22 Jul

If you’ve heard “One of the Boys”, Katy Perry’s debut album, then you’ve pretty much heard “Teenage Dreams”. The only difference is that the few witticisms present in “One of the Boys” – a more understated, flirty humour – are missing. With lyrics stuffed full of innuendos that lack any attempt at subtlety, Katy Perry’s shrill, autotuned voice is layered over generic electronic beats for song after song, all of which sound indistinctly similar. 

One positive comment to be made is that Katy Perry has song-writing credits on most of the tracks, showing that she at least has some participation in her album, but this really doesn’t appear to be anything much to be proud of. A look at Peacock‘s lyrics, for example, shows the already much criticised line; ‘Are you brave enough to let me see your peacock?/Don’t be a chicken, boy, stop acting like a bee-otch’. She then repeats peacock-cock-cock ad nauseum, beating the already tired joke to death – yes, she sounds like she’s referencing genitalia. Hilarious.

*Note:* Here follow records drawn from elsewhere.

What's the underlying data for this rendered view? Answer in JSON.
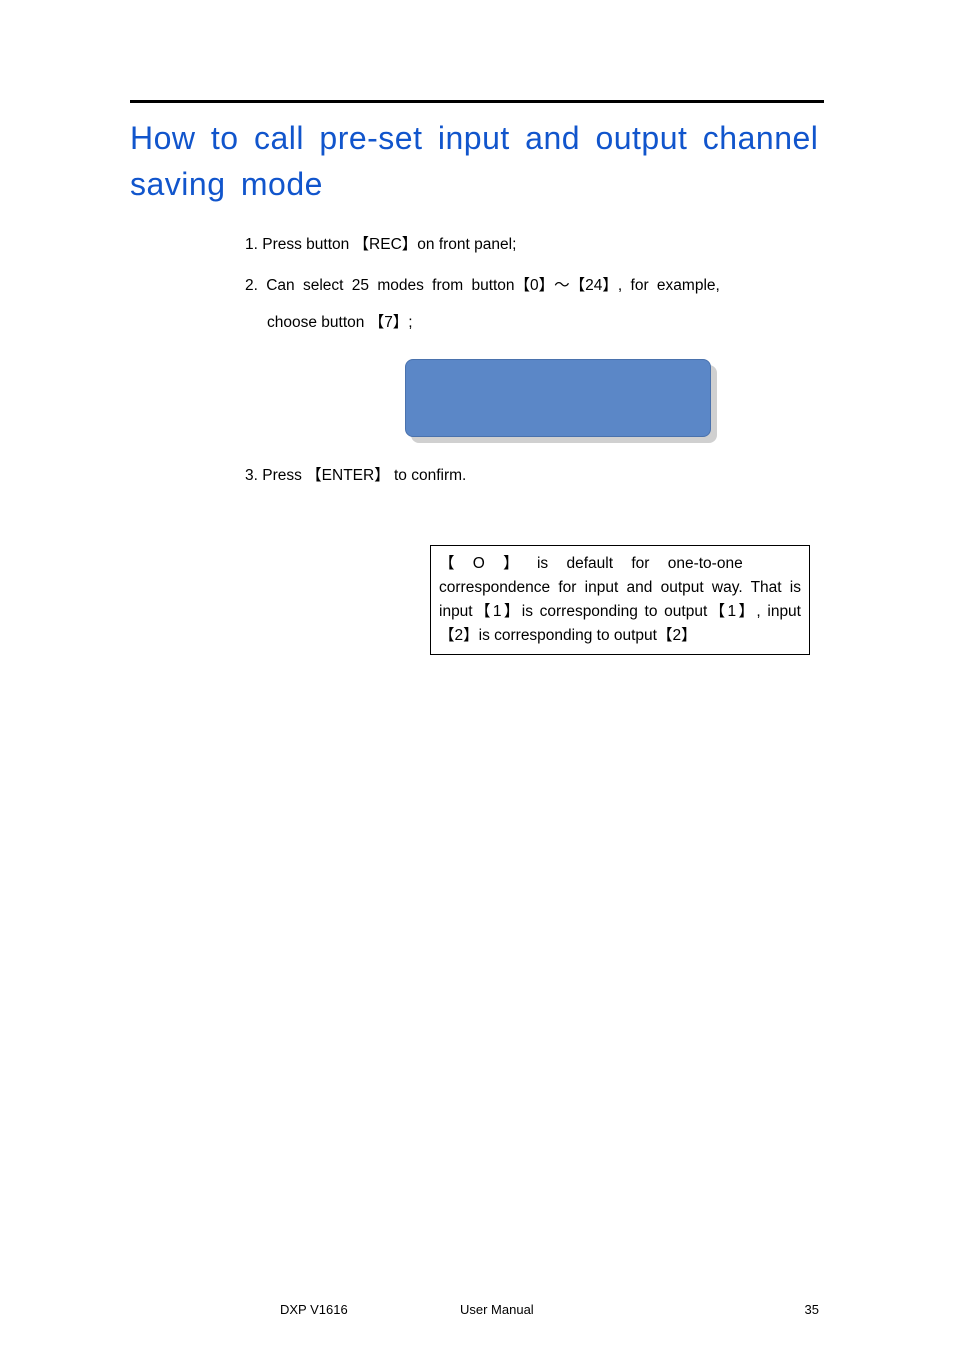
{
  "heading": "How to call pre-set input and output channel saving mode",
  "steps": {
    "s1": "1. Press button 【REC】on front panel;",
    "s2a": "2. Can select 25 modes from button【0】～【24】, for example,",
    "s2b": "choose button 【7】;",
    "s3": "3. Press 【ENTER】 to confirm."
  },
  "note": {
    "l1": "【 O 】 is default for one-to-one",
    "l2": "correspondence for input and output way. That is input【1】is corresponding to output【1】, input【2】is corresponding to output【2】"
  },
  "footer": {
    "left": "DXP V1616",
    "center": "User Manual",
    "right": "35"
  }
}
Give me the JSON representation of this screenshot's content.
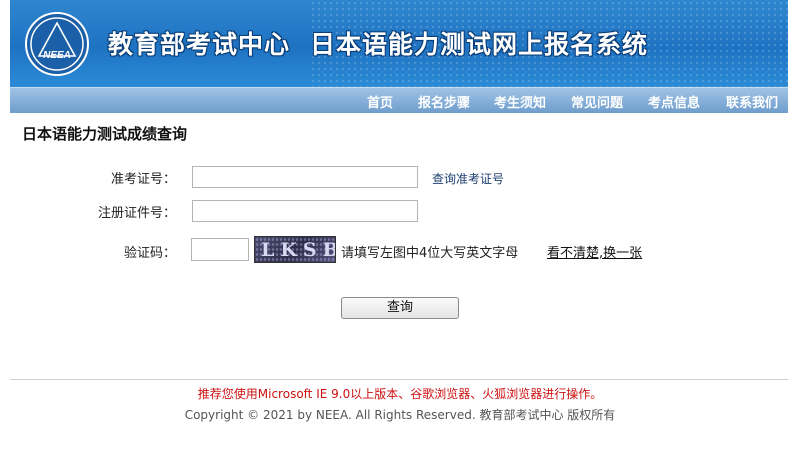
{
  "header": {
    "logo_text": "NEEA",
    "org_name": "教育部考试中心",
    "system_name": "日本语能力测试网上报名系统"
  },
  "nav": {
    "items": [
      "首页",
      "报名步骤",
      "考生须知",
      "常见问题",
      "考点信息",
      "联系我们"
    ]
  },
  "page": {
    "heading": "日本语能力测试成绩查询"
  },
  "form": {
    "exam_number_label": "准考证号：",
    "exam_number_value": "",
    "lookup_link": "查询准考证号",
    "id_number_label": "注册证件号：",
    "id_number_value": "",
    "captcha_label": "验证码：",
    "captcha_value": "",
    "captcha_image_text": "LKSB",
    "captcha_hint": "请填写左图中4位大写英文字母",
    "captcha_refresh": "看不清楚,换一张",
    "submit_label": "查询"
  },
  "footer": {
    "notice": "推荐您使用Microsoft IE 9.0以上版本、谷歌浏览器、火狐浏览器进行操作。",
    "copyright": "Copyright © 2021 by NEEA. All Rights Reserved. 教育部考试中心 版权所有"
  },
  "colors": {
    "banner_blue": "#1e73c2",
    "nav_blue": "#7fa9d6",
    "notice_red": "#cc1111"
  }
}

As evidenced on Peacock, Katy Perry is all about the persona of the sexual tease; hinting at vague allures but never quite getting to the pay off. This is all over “Teenage Dreams” but just comes off as kitsch and childish – Snoop Dogg’s part on California Gurls (and since when was ‘gurls’ an accepted spelling?) is clearly an attempt to be edgy, but just comes off as another missed shot – much like her reference to Radiohead in One That Got Away.

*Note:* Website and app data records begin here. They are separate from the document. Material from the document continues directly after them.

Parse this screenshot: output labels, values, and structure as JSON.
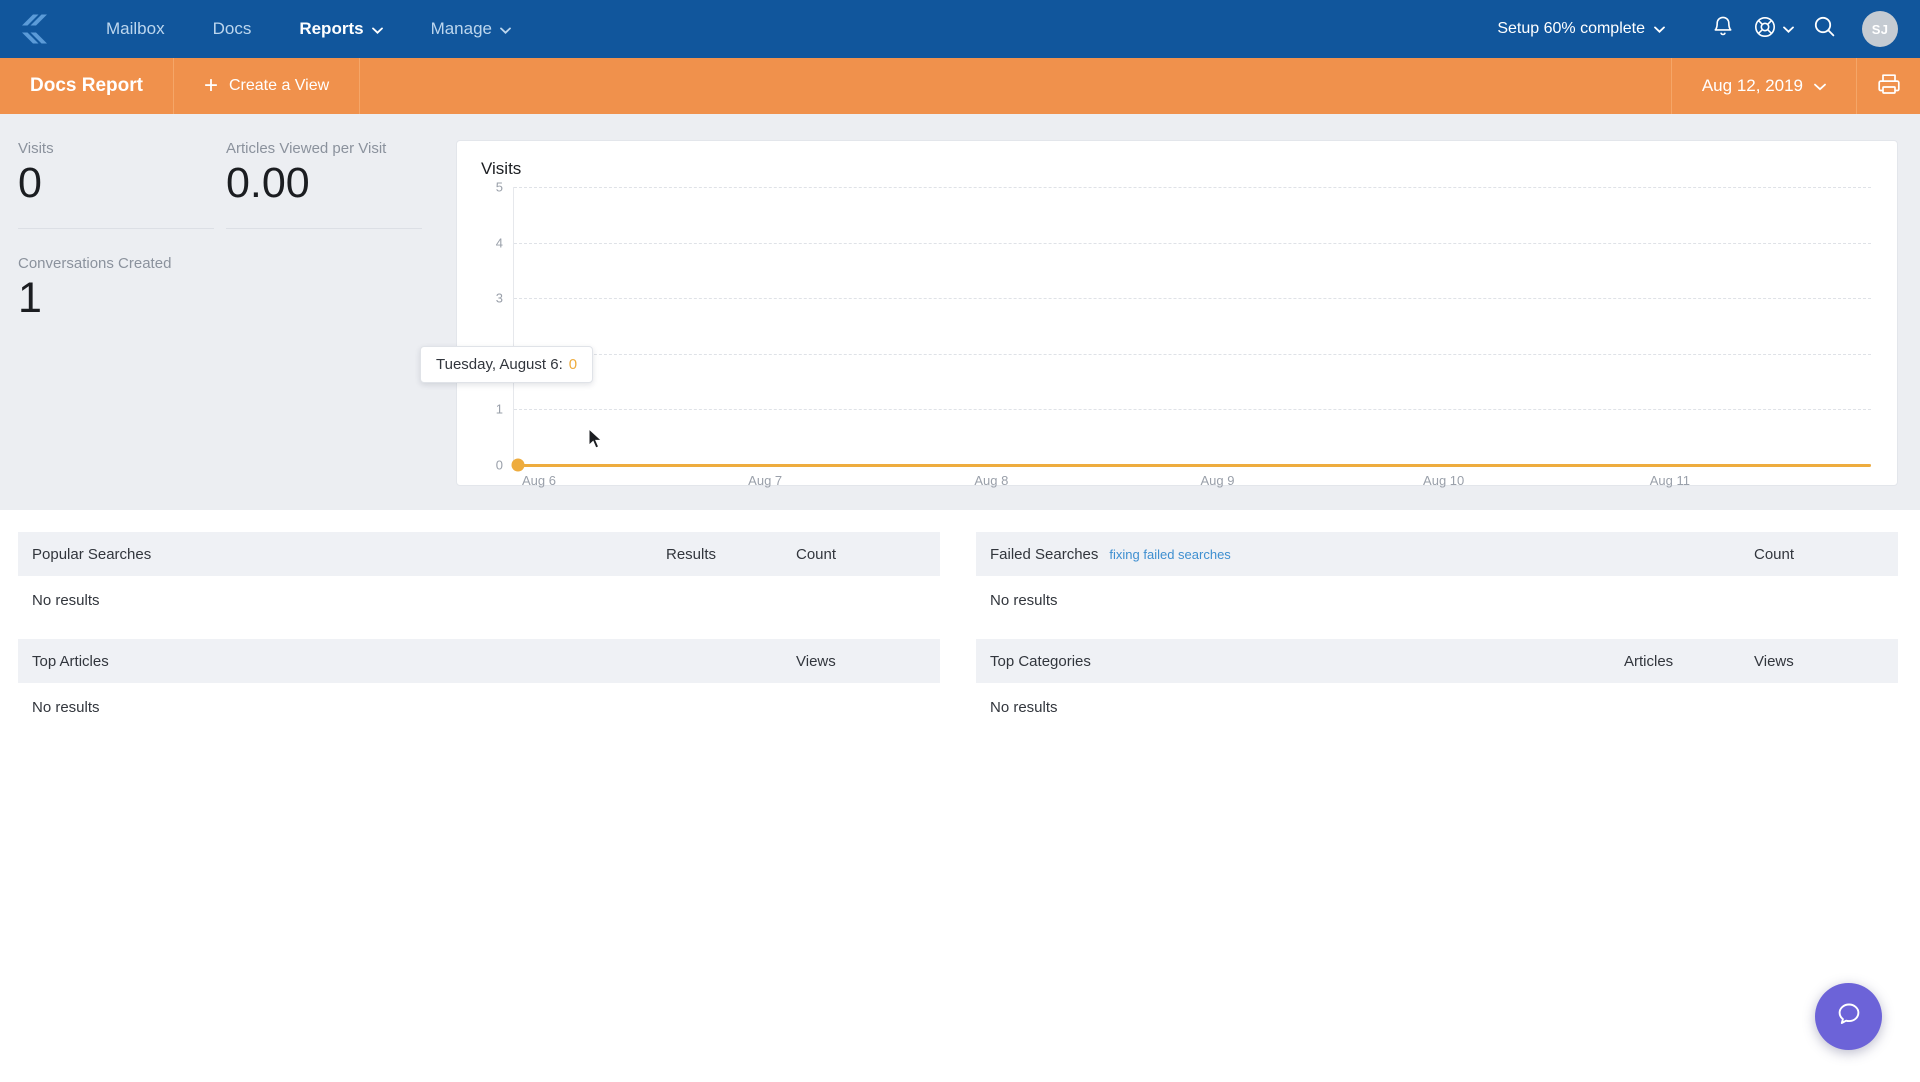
{
  "topnav": {
    "logo_icon": "helpscout-logo-icon",
    "links": [
      {
        "label": "Mailbox",
        "active": false,
        "caret": false
      },
      {
        "label": "Docs",
        "active": false,
        "caret": false
      },
      {
        "label": "Reports",
        "active": true,
        "caret": true
      },
      {
        "label": "Manage",
        "active": false,
        "caret": true
      }
    ],
    "setup_label": "Setup 60% complete",
    "notifications_icon": "bell-icon",
    "help_icon": "lifebuoy-icon",
    "search_icon": "search-icon",
    "avatar_initials": "SJ",
    "bg_color": "#11569c"
  },
  "subheader": {
    "title": "Docs Report",
    "create_view_label": "Create a View",
    "plus_icon": "plus-icon",
    "date_label": "Aug 12, 2019",
    "print_icon": "printer-icon",
    "bg_color": "#f0914c"
  },
  "metrics": [
    {
      "label": "Visits",
      "value": "0"
    },
    {
      "label": "Articles Viewed per Visit",
      "value": "0.00"
    },
    {
      "label": "Conversations Created",
      "value": "1"
    }
  ],
  "chart_data": {
    "type": "line",
    "title": "Visits",
    "xlabel": "",
    "ylabel": "",
    "categories": [
      "Aug 6",
      "Aug 7",
      "Aug 8",
      "Aug 9",
      "Aug 10",
      "Aug 11"
    ],
    "values": [
      0,
      0,
      0,
      0,
      0,
      0
    ],
    "series": [
      {
        "name": "Visits",
        "values": [
          0,
          0,
          0,
          0,
          0,
          0
        ],
        "color": "#eeac3e"
      }
    ],
    "yticks": [
      "5",
      "4",
      "3",
      "2",
      "1",
      "0"
    ],
    "ylim": [
      0,
      5
    ],
    "grid": true,
    "legend": "none",
    "marker_points": [
      0
    ],
    "tooltip": {
      "label": "Tuesday, August 6:",
      "value": "0",
      "value_color": "#eeac3e"
    }
  },
  "tables": {
    "left": [
      {
        "title": "Popular Searches",
        "link": "",
        "columns": [
          "Results",
          "Count"
        ],
        "empty_text": "No results"
      },
      {
        "title": "Top Articles",
        "link": "",
        "columns": [
          "Views"
        ],
        "empty_text": "No results"
      }
    ],
    "right": [
      {
        "title": "Failed Searches",
        "link": "fixing failed searches",
        "columns": [
          "Count"
        ],
        "empty_text": "No results"
      },
      {
        "title": "Top Categories",
        "link": "",
        "columns": [
          "Articles",
          "Views"
        ],
        "empty_text": "No results"
      }
    ]
  },
  "beacon": {
    "icon": "chat-bubble-icon",
    "color": "#6c63d8"
  }
}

Some of the darker, more serious tracks appear to be more enjoyable, such as Circle the Drain and Who Am I Living For, but only in comparison to the headache-inducing noise of the earlier songs. The electronic beats repeat themselves track after track, the only difference being the childish lyrics that Perry half-raps, half-sings over the top – “Think I need a ginger ale/That was such an epic fail,” in particular being reminiscent of a fourteen year old’s attempt at posting poetry on their MySpace account.

If you enjoy Katy Perry, and what you know of her so far, then there’s very little doubt that you won’t enjoy this album as well. But overall, Katy has certainly shown her worth – and there’s very little of that, either.